▸ **Exercise requirements**: Return every entry below word for word and leave out any picture.

▸ **Collection entries**:
------------------------------------
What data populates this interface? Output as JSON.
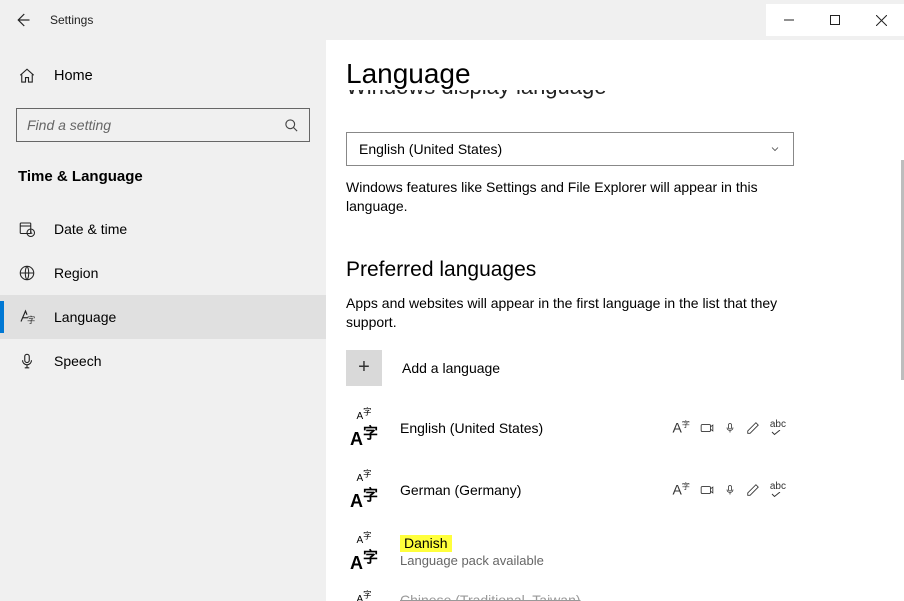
{
  "app": {
    "title": "Settings"
  },
  "sidebar": {
    "home": "Home",
    "search_placeholder": "Find a setting",
    "category": "Time & Language",
    "items": [
      {
        "label": "Date & time"
      },
      {
        "label": "Region"
      },
      {
        "label": "Language"
      },
      {
        "label": "Speech"
      }
    ]
  },
  "page": {
    "title": "Language",
    "section_cut": "Windows display language",
    "display_dropdown": "English (United States)",
    "display_desc": "Windows features like Settings and File Explorer will appear in this language.",
    "preferred_heading": "Preferred languages",
    "preferred_desc": "Apps and websites will appear in the first language in the list that they support.",
    "add_label": "Add a language",
    "languages": [
      {
        "name": "English (United States)",
        "sub": "",
        "icons": true,
        "highlight": false
      },
      {
        "name": "German (Germany)",
        "sub": "",
        "icons": true,
        "highlight": false
      },
      {
        "name": "Danish",
        "sub": "Language pack available",
        "icons": false,
        "highlight": true
      },
      {
        "name": "Chinese (Traditional, Taiwan)",
        "sub": "",
        "icons": false,
        "highlight": false,
        "cut": true
      }
    ]
  }
}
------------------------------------
▸ **Answer space**:
What data populates this interface? Output as JSON.
{
  "app": {
    "title": "Settings"
  },
  "sidebar": {
    "home": "Home",
    "search_placeholder": "Find a setting",
    "category": "Time & Language",
    "items": [
      {
        "label": "Date & time"
      },
      {
        "label": "Region"
      },
      {
        "label": "Language"
      },
      {
        "label": "Speech"
      }
    ]
  },
  "page": {
    "title": "Language",
    "section_cut": "Windows display language",
    "display_dropdown": "English (United States)",
    "display_desc": "Windows features like Settings and File Explorer will appear in this language.",
    "preferred_heading": "Preferred languages",
    "preferred_desc": "Apps and websites will appear in the first language in the list that they support.",
    "add_label": "Add a language",
    "languages": [
      {
        "name": "English (United States)",
        "sub": "",
        "icons": true,
        "highlight": false
      },
      {
        "name": "German (Germany)",
        "sub": "",
        "icons": true,
        "highlight": false
      },
      {
        "name": "Danish",
        "sub": "Language pack available",
        "icons": false,
        "highlight": true
      },
      {
        "name": "Chinese (Traditional, Taiwan)",
        "sub": "",
        "icons": false,
        "highlight": false,
        "cut": true
      }
    ]
  }
}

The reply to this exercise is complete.